::: SOURCE DATA :::

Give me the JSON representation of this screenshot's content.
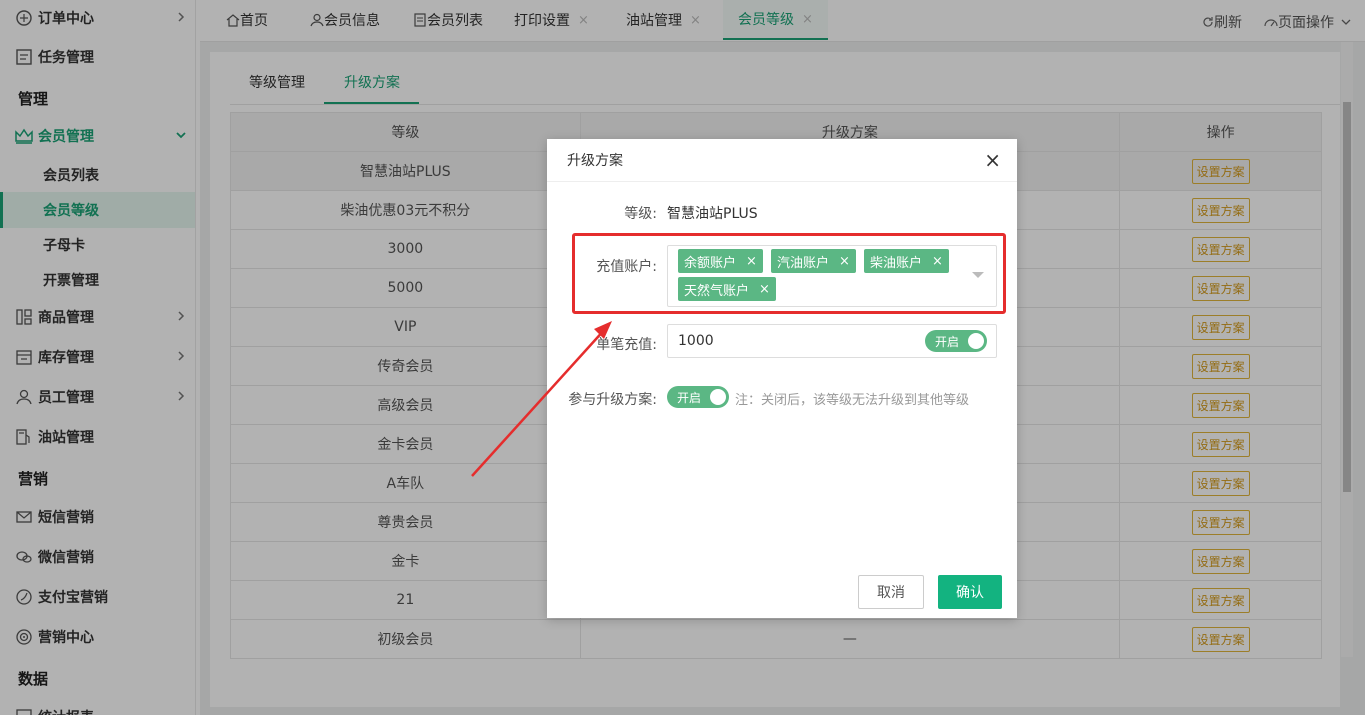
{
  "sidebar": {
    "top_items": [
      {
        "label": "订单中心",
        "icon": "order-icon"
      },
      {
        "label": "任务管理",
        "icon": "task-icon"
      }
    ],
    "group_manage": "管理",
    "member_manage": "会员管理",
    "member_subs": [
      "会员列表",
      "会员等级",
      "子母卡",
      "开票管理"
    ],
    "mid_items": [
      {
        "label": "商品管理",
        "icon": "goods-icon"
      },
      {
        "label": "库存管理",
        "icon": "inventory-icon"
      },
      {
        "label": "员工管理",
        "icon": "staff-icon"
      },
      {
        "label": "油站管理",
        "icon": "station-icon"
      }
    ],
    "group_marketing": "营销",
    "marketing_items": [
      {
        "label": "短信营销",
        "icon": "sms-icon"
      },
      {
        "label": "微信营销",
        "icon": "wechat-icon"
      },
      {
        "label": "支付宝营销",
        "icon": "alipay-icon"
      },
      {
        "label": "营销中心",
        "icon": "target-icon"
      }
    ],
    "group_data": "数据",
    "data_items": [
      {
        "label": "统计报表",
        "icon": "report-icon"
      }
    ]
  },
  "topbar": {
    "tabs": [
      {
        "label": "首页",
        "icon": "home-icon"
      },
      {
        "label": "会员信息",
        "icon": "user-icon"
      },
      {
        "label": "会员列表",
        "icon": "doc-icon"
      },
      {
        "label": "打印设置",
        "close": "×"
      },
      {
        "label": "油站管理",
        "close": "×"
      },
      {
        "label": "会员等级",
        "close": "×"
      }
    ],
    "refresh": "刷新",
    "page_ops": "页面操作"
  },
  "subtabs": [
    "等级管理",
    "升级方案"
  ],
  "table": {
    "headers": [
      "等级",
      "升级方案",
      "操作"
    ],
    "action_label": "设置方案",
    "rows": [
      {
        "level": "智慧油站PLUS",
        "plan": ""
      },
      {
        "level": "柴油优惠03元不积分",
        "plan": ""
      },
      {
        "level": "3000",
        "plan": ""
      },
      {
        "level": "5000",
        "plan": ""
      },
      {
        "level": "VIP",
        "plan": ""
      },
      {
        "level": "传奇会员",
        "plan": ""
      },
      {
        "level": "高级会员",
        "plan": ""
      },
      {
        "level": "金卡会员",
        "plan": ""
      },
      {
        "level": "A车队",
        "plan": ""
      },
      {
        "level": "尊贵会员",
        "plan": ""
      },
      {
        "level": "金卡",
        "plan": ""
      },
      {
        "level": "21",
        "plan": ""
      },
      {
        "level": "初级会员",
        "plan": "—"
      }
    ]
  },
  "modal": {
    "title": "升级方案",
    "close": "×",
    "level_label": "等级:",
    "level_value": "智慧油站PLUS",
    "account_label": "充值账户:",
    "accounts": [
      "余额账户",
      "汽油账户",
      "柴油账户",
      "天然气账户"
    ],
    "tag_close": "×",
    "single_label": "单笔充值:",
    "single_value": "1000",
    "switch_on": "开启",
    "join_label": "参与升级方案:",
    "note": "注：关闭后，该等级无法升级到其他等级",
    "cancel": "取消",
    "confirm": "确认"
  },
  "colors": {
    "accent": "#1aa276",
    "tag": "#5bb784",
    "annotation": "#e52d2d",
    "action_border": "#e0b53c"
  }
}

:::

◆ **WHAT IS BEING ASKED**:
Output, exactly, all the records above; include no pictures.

◆ **FINAL ANSWER**:
Give me the JSON representation of this screenshot's content.
{
  "sidebar": {
    "top_items": [
      {
        "label": "订单中心",
        "icon": "order-icon"
      },
      {
        "label": "任务管理",
        "icon": "task-icon"
      }
    ],
    "group_manage": "管理",
    "member_manage": "会员管理",
    "member_subs": [
      "会员列表",
      "会员等级",
      "子母卡",
      "开票管理"
    ],
    "mid_items": [
      {
        "label": "商品管理",
        "icon": "goods-icon"
      },
      {
        "label": "库存管理",
        "icon": "inventory-icon"
      },
      {
        "label": "员工管理",
        "icon": "staff-icon"
      },
      {
        "label": "油站管理",
        "icon": "station-icon"
      }
    ],
    "group_marketing": "营销",
    "marketing_items": [
      {
        "label": "短信营销",
        "icon": "sms-icon"
      },
      {
        "label": "微信营销",
        "icon": "wechat-icon"
      },
      {
        "label": "支付宝营销",
        "icon": "alipay-icon"
      },
      {
        "label": "营销中心",
        "icon": "target-icon"
      }
    ],
    "group_data": "数据",
    "data_items": [
      {
        "label": "统计报表",
        "icon": "report-icon"
      }
    ]
  },
  "topbar": {
    "tabs": [
      {
        "label": "首页",
        "icon": "home-icon"
      },
      {
        "label": "会员信息",
        "icon": "user-icon"
      },
      {
        "label": "会员列表",
        "icon": "doc-icon"
      },
      {
        "label": "打印设置",
        "close": "×"
      },
      {
        "label": "油站管理",
        "close": "×"
      },
      {
        "label": "会员等级",
        "close": "×"
      }
    ],
    "refresh": "刷新",
    "page_ops": "页面操作"
  },
  "subtabs": [
    "等级管理",
    "升级方案"
  ],
  "table": {
    "headers": [
      "等级",
      "升级方案",
      "操作"
    ],
    "action_label": "设置方案",
    "rows": [
      {
        "level": "智慧油站PLUS",
        "plan": ""
      },
      {
        "level": "柴油优惠03元不积分",
        "plan": ""
      },
      {
        "level": "3000",
        "plan": ""
      },
      {
        "level": "5000",
        "plan": ""
      },
      {
        "level": "VIP",
        "plan": ""
      },
      {
        "level": "传奇会员",
        "plan": ""
      },
      {
        "level": "高级会员",
        "plan": ""
      },
      {
        "level": "金卡会员",
        "plan": ""
      },
      {
        "level": "A车队",
        "plan": ""
      },
      {
        "level": "尊贵会员",
        "plan": ""
      },
      {
        "level": "金卡",
        "plan": ""
      },
      {
        "level": "21",
        "plan": ""
      },
      {
        "level": "初级会员",
        "plan": "—"
      }
    ]
  },
  "modal": {
    "title": "升级方案",
    "close": "×",
    "level_label": "等级:",
    "level_value": "智慧油站PLUS",
    "account_label": "充值账户:",
    "accounts": [
      "余额账户",
      "汽油账户",
      "柴油账户",
      "天然气账户"
    ],
    "tag_close": "×",
    "single_label": "单笔充值:",
    "single_value": "1000",
    "switch_on": "开启",
    "join_label": "参与升级方案:",
    "note": "注：关闭后，该等级无法升级到其他等级",
    "cancel": "取消",
    "confirm": "确认"
  },
  "colors": {
    "accent": "#1aa276",
    "tag": "#5bb784",
    "annotation": "#e52d2d",
    "action_border": "#e0b53c"
  }
}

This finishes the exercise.